I honestly can’t remember where I saw that subtitle. Perhaps it was on Tom Jones’ flashy customized truck.  Maybe it was on his airplane.  But when I asked Tom where the phrase came from, he told me the whole story.

Seems that Tom was performing at an airshow with his Pitt’s special.  The airplane was a single place Pitts Special and I believe that, in addition to its big, muscular engine, it also had a big three-bladed Prop.  That prop must have weighed at least 70 or eighty pounds, which had to be figured at the forward end of its weight and balance calculations. As all pilots know, the center of gravity of every airplane must be within a relatively small area consisting of maximum distance forward and aft of the reference point or datum.  Any distance beyond that Center of Gravity and the aircraft can be difficult or impossible to control.

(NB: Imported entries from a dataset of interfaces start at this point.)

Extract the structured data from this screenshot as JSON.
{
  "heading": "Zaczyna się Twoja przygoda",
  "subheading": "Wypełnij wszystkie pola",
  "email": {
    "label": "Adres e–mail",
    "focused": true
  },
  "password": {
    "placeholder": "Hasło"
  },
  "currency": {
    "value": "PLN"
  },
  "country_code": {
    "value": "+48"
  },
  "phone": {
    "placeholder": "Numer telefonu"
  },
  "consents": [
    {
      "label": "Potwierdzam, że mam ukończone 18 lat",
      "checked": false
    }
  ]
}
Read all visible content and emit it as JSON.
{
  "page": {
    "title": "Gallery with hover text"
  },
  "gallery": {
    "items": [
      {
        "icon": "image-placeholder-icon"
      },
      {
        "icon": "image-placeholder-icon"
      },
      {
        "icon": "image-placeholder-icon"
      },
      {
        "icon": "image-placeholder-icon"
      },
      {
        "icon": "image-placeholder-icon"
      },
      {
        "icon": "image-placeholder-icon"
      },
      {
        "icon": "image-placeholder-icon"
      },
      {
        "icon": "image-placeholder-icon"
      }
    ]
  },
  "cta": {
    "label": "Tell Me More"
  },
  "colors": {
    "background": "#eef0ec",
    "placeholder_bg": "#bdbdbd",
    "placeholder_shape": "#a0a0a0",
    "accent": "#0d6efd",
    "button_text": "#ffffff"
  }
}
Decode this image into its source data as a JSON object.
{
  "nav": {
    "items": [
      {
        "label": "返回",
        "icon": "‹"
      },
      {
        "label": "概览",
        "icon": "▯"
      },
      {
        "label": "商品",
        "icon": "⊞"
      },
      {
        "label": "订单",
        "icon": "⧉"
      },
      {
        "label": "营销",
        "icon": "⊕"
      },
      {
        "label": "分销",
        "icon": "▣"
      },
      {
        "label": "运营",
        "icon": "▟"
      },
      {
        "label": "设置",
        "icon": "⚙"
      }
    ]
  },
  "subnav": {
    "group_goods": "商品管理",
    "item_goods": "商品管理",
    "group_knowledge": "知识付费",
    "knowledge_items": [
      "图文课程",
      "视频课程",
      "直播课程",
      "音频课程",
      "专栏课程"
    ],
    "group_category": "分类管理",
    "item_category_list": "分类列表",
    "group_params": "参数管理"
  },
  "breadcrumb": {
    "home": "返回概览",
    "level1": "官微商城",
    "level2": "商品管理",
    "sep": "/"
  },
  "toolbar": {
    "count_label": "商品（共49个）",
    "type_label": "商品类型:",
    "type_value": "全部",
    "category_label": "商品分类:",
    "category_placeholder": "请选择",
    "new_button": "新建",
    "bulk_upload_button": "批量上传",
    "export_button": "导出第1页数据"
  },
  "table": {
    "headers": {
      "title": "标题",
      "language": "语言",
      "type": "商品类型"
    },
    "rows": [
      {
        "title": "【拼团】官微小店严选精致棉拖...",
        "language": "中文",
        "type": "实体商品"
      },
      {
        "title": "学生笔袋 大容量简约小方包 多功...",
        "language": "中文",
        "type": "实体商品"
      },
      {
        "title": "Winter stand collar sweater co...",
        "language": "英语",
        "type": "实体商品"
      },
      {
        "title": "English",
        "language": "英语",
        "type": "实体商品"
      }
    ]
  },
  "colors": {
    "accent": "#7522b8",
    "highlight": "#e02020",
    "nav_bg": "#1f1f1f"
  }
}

 Brian (L) and Tom when they performed “The Champ and the Chump airshow act.  The Pitts is the plane that Tom used to fly.  Note the 300 hp engine and the propeller.


Tom was performing his routine and perhaps it was the snap roll that did it.  Whatever it was, the sudden force on the crank shaft caused it to break and the propeller to depart from the rest of the airplane.  With the center of gravity, sans propeller, suddenly moved aft, the airplane was virtually impossible to control.  Remember, that with the prop having left the aircraft, Tom not only had a sudden aft center of gravity, but he also had no power.  It was everything he could do, with full forward stick, to keep the airplane flying as it descended at a high descent rate toward the ground.  Perhaps Tom would have been seriously injured if the plane had ended up in a pasture or a pile of rocks but looming in its path was a cluster of aircraft hangars. Tom’s propless airplane smashed through the roof of one of the hangars, leaving a Pitt’s Special-shaped hole in the roof.  Several witnesses to the separation rushed to the scene of the crash. They probably paused for a moment, afraid of what they would find when they burst through the “man door” and into the hangar.  Such a crash could be impossible to survive.

The hangar was filled with dust.  It was hard to see because of the dust and dirt caused by the crash.  Sunlight streamed into the hangar through the hole in the roof and provided the only light. And out of the gloom of the wrecked hangar stumbled Tom, coughing and smacking at his flight suit to dust it off.  Relatively uninjured, the stunt pilot exclaimed, “Well, THAT was exciting! Does anyone know where my propeller went?

I don’t know where Tom’s prop went or what condition it was in when it was recovered, but I DO know where that subtitle came from. And if I ever needed a prop  slung, I knew who to see.

Happy Swooping (and try to keep your prop on) …

Brian Lansburgh